I remember the Recreational Music Centre he established in Thousand Oaks, Ca., where sometimes hundreds would assemble to play all sorts of percussion and rhythm instruments – they visualized, meditated, and learned, while improving their general well-being. Remo was committed to the inherent good there was in making music, particularly hitting things. A colleague told me.  “I recall spending a few hours with him at the drum center in Hollywood just after he had produced several new, huge, hanging and mounted (on wheels) drums – and we stood together in front of one as he in-toned it (hardly a hit!) – and his words were “this is the vibration of our core selves”.

Remo was the type that you think would always be there. When you do for the world of music what he did, there’s just no time to ‘retire’. I was fortunate to know him; he had a big impact on me when we worked hard on Recreational Music Making as a concept over a decade ago. The AMA is about to embark on a program to share Remo’s vision with the support of his colleagues at NAMM.

Remo told me he loved Australia. He toured here as a pro drummer in his early days, and he had many business colleagues and friends, who would be very sad at his passing.

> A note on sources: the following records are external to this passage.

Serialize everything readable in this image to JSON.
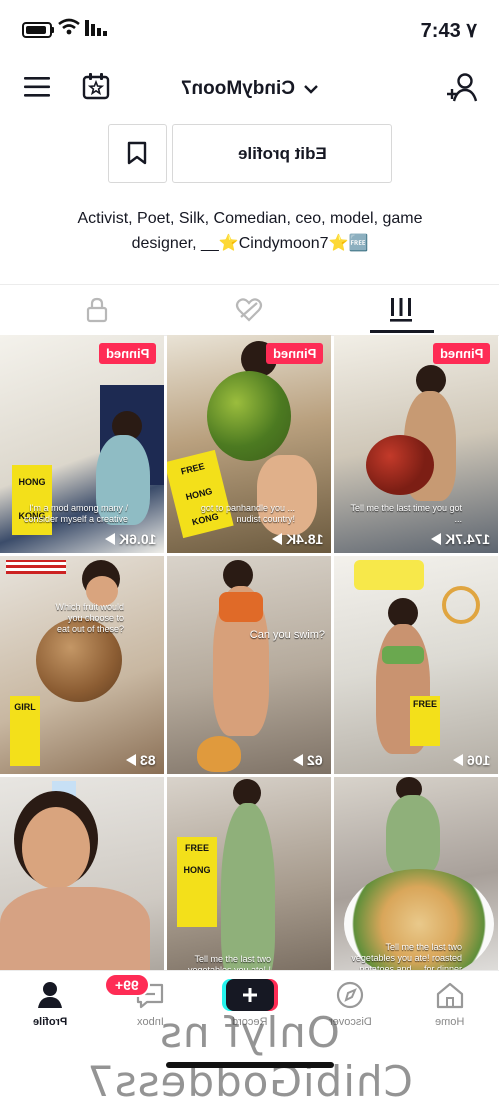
{
  "status_bar": {
    "time": "7:43 ٧"
  },
  "header": {
    "username": "CindyMoon7",
    "menu_icon": "hamburger-menu-icon",
    "calendar_icon": "calendar-star-icon",
    "add_user_icon": "add-user-icon"
  },
  "profile": {
    "edit_profile_label": "Edit profile",
    "bookmark_icon": "bookmark-icon",
    "bio_line_1": "Activist, Poet, Silk, Comedian, ceo, model, game",
    "bio_line_2": "designer, __⭐Cindymoon7⭐🆓"
  },
  "tabs": [
    {
      "icon": "lock-icon",
      "active": false
    },
    {
      "icon": "liked-heart-icon",
      "active": false
    },
    {
      "icon": "grid-icon",
      "active": true
    }
  ],
  "videos": [
    {
      "pinned": "Pinned",
      "views": "10.6K",
      "caption": "I'm a mod among many / consider myself a creative"
    },
    {
      "pinned": "Pinned",
      "views": "18.4K",
      "caption": "got to panhandle you ... nudist country!"
    },
    {
      "pinned": "Pinned",
      "views": "174.7K",
      "caption": "Tell me the last time you got ..."
    },
    {
      "pinned": "",
      "views": "83",
      "caption": "Which fruit would you choose to eat out of these?"
    },
    {
      "pinned": "",
      "views": "62",
      "caption": "Can you swim?"
    },
    {
      "pinned": "",
      "views": "106",
      "caption": ""
    },
    {
      "pinned": "",
      "views": "",
      "caption": ""
    },
    {
      "pinned": "",
      "views": "",
      "caption": "Tell me the last two vegetables you ate! I had potatoes and"
    },
    {
      "pinned": "",
      "views": "",
      "caption": "Tell me the last two vegetables you ate! roasted potatoes and ... for dinner"
    }
  ],
  "bottom_nav": {
    "items": [
      {
        "label": "Home",
        "icon": "home-icon"
      },
      {
        "label": "Discover",
        "icon": "compass-icon"
      },
      {
        "label": "Record",
        "icon": "plus-icon"
      },
      {
        "label": "Inbox",
        "icon": "inbox-icon"
      },
      {
        "label": "Profile",
        "icon": "profile-icon"
      }
    ],
    "inbox_badge": "99+"
  },
  "watermark": "Onlyf ns ChibiGoddess7",
  "colors": {
    "accent": "#fe2c55",
    "text": "#161823",
    "tab_active": "#161823"
  }
}
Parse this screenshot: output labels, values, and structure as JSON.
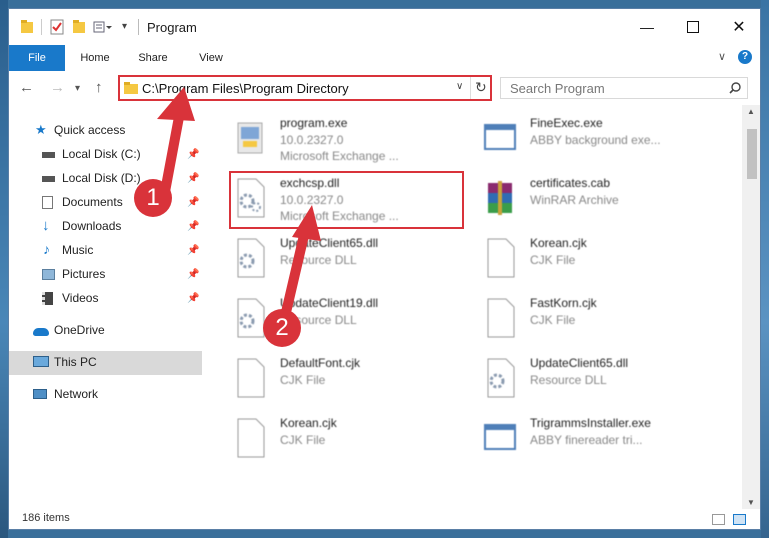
{
  "window": {
    "title": "Program",
    "controls": [
      "minimize-icon",
      "maximize-icon",
      "close-icon"
    ]
  },
  "ribbon": {
    "tabs": [
      "File",
      "Home",
      "Share",
      "View"
    ]
  },
  "address": {
    "path": "C:\\Program Files\\Program Directory",
    "search_placeholder": "Search Program"
  },
  "nav": {
    "items": [
      {
        "label": "Quick access",
        "icon": "star-icon"
      },
      {
        "label": "Local Disk (C:)",
        "icon": "drive-icon",
        "pinned": true
      },
      {
        "label": "Local Disk (D:)",
        "icon": "drive-icon",
        "pinned": true
      },
      {
        "label": "Documents",
        "icon": "documents-icon",
        "pinned": true
      },
      {
        "label": "Downloads",
        "icon": "download-icon",
        "pinned": true
      },
      {
        "label": "Music",
        "icon": "music-icon",
        "pinned": true
      },
      {
        "label": "Pictures",
        "icon": "pictures-icon",
        "pinned": true
      },
      {
        "label": "Videos",
        "icon": "videos-icon",
        "pinned": true
      },
      {
        "label": "OneDrive",
        "icon": "cloud-icon"
      },
      {
        "label": "This PC",
        "icon": "computer-icon",
        "selected": true
      },
      {
        "label": "Network",
        "icon": "network-icon"
      }
    ]
  },
  "files": [
    {
      "name": "program.exe",
      "line2": "10.0.2327.0",
      "line3": "Microsoft Exchange ...",
      "icon": "exe-icon"
    },
    {
      "name": "FineExec.exe",
      "line2": "ABBY background exe...",
      "line3": "",
      "icon": "app-window-icon"
    },
    {
      "name": "exchcsp.dll",
      "line2": "10.0.2327.0",
      "line3": "Microsoft Exchange ...",
      "icon": "dll-gear-icon"
    },
    {
      "name": "certificates.cab",
      "line2": "WinRAR Archive",
      "line3": "",
      "icon": "winrar-icon"
    },
    {
      "name": "UpdateClient65.dll",
      "line2": "Resource DLL",
      "line3": "",
      "icon": "dll-gear-icon"
    },
    {
      "name": "Korean.cjk",
      "line2": "CJK File",
      "line3": "",
      "icon": "blank-file-icon"
    },
    {
      "name": "UpdateClient19.dll",
      "line2": "Resource DLL",
      "line3": "",
      "icon": "dll-gear-icon"
    },
    {
      "name": "FastKorn.cjk",
      "line2": "CJK File",
      "line3": "",
      "icon": "blank-file-icon"
    },
    {
      "name": "DefaultFont.cjk",
      "line2": "CJK File",
      "line3": "",
      "icon": "blank-file-icon"
    },
    {
      "name": "UpdateClient65.dll",
      "line2": "Resource DLL",
      "line3": "",
      "icon": "dll-gear-icon"
    },
    {
      "name": "Korean.cjk",
      "line2": "CJK File",
      "line3": "",
      "icon": "blank-file-icon"
    },
    {
      "name": "TrigrammsInstaller.exe",
      "line2": "ABBY finereader tri...",
      "line3": "",
      "icon": "app-window-icon"
    }
  ],
  "status": {
    "count": "186 items"
  },
  "annotations": {
    "step1": "1",
    "step2": "2",
    "color": "#d9333a"
  }
}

He lived so well and made such a difference. Our condolences to his wife, Ami, family and countless admirers.

Rob Walker

Also an interview on the NAMM Oral History channel